## Instructions to follow
Scan the records for the word "What". Report each line where it occurs.

## Recorded data
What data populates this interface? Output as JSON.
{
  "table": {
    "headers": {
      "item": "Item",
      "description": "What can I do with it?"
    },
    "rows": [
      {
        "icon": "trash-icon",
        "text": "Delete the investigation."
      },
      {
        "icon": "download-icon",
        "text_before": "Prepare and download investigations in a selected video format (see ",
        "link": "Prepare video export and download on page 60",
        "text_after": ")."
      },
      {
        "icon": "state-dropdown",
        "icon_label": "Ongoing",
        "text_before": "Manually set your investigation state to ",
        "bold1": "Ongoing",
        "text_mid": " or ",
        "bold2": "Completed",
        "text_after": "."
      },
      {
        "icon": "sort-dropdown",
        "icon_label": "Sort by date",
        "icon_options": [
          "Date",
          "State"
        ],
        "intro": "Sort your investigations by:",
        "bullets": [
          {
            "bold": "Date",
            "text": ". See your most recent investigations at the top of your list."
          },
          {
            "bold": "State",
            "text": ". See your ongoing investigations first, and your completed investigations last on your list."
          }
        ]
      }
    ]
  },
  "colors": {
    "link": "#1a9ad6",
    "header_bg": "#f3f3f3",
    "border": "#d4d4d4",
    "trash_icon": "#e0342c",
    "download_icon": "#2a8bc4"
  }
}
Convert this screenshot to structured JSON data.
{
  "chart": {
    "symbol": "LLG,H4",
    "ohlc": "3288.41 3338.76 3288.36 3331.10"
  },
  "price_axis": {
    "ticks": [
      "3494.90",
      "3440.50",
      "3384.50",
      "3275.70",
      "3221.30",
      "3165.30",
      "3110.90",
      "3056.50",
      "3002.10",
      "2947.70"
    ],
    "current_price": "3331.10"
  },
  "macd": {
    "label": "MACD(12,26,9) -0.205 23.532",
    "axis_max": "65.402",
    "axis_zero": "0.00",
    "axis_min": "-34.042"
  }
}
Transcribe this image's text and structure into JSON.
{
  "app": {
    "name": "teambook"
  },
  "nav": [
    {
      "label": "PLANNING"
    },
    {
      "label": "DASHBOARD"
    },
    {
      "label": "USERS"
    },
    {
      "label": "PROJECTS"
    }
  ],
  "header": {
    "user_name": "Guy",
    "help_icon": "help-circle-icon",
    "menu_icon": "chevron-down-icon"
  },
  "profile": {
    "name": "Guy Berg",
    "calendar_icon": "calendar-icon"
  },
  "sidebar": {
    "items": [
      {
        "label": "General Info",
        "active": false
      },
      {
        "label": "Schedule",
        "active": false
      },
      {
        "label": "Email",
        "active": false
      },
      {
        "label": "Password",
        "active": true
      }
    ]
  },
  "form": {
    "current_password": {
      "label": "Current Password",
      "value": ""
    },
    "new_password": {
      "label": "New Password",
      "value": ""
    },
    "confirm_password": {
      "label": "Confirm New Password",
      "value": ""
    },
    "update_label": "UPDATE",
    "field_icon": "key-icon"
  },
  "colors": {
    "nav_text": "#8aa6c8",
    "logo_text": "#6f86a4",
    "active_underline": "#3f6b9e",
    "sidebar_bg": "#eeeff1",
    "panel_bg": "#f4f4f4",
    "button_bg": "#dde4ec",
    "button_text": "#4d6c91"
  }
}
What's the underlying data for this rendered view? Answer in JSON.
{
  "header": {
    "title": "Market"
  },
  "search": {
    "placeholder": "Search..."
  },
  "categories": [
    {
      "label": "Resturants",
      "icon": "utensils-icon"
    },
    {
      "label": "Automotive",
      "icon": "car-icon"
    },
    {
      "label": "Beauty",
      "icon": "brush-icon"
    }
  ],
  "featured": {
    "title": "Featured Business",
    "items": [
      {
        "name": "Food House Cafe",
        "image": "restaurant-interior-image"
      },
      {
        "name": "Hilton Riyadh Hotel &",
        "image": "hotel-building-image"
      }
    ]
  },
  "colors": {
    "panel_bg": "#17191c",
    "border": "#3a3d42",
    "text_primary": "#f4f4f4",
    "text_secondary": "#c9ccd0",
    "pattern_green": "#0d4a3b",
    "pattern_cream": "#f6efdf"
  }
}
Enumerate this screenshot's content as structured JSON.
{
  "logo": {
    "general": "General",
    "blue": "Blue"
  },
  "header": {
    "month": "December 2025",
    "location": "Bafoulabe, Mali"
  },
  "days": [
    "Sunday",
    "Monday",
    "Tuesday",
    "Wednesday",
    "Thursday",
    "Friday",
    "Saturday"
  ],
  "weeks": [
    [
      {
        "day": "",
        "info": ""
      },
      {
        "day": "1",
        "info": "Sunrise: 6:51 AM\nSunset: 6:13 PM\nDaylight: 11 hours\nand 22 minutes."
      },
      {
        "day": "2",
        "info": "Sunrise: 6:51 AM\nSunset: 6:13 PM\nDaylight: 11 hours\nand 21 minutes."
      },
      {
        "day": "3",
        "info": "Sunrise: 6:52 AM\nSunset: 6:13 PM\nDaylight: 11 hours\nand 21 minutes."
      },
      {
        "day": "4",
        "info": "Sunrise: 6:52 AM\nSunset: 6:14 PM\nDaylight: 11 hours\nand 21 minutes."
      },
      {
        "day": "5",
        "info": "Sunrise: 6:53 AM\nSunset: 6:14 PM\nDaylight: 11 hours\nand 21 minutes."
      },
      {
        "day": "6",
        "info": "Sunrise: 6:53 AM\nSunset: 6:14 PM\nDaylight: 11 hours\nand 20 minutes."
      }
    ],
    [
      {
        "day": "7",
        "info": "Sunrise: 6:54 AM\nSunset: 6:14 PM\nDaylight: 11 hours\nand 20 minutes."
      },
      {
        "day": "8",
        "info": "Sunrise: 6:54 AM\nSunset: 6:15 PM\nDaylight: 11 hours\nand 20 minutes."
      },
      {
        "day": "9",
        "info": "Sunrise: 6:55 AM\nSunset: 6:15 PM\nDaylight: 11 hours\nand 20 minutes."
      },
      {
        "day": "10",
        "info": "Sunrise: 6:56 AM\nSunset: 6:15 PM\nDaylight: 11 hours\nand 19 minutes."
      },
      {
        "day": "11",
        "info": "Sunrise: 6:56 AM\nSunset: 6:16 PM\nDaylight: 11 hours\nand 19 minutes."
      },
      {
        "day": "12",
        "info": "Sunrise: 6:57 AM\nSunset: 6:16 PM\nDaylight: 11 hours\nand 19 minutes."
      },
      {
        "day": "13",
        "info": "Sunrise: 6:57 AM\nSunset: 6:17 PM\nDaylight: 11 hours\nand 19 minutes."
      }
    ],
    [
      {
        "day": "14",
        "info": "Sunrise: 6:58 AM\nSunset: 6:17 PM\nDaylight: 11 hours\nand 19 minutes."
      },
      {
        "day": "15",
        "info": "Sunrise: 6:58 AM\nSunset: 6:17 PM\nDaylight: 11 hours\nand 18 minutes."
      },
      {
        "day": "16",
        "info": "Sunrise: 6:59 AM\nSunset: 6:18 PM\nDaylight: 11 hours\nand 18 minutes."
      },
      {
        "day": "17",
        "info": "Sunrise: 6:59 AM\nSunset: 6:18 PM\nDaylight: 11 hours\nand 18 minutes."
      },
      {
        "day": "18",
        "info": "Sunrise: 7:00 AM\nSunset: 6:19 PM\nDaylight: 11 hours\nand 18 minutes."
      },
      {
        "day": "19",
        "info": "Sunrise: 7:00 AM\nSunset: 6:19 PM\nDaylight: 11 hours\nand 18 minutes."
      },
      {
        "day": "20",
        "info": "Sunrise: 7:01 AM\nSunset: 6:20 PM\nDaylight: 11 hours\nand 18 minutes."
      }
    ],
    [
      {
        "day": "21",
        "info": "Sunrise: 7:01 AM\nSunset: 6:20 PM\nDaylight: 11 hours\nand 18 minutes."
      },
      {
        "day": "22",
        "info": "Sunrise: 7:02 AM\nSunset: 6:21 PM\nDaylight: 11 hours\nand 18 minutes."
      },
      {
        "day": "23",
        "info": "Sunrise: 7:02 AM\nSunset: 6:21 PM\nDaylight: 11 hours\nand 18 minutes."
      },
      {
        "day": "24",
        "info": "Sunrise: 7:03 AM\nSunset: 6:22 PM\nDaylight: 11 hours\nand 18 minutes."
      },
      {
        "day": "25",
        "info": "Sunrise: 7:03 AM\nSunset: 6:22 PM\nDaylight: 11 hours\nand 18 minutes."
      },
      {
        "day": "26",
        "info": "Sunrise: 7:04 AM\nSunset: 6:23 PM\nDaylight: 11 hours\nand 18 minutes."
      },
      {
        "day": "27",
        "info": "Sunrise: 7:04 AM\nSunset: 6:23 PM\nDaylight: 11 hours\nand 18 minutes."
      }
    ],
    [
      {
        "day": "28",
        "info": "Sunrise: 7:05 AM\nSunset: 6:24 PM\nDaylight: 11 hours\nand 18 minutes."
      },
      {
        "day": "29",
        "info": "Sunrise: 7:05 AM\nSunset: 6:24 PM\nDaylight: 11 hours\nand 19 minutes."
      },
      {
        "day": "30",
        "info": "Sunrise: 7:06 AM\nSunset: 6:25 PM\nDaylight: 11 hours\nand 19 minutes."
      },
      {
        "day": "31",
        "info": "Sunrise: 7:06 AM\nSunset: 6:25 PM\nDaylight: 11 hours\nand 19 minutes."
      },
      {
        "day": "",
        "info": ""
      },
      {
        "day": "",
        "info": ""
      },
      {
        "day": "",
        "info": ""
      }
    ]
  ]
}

## Your response
What data populates this interface? Output as JSON.
      "description": "What can I do with it?"
What's the underlying data for this rendered view? Answer in JSON.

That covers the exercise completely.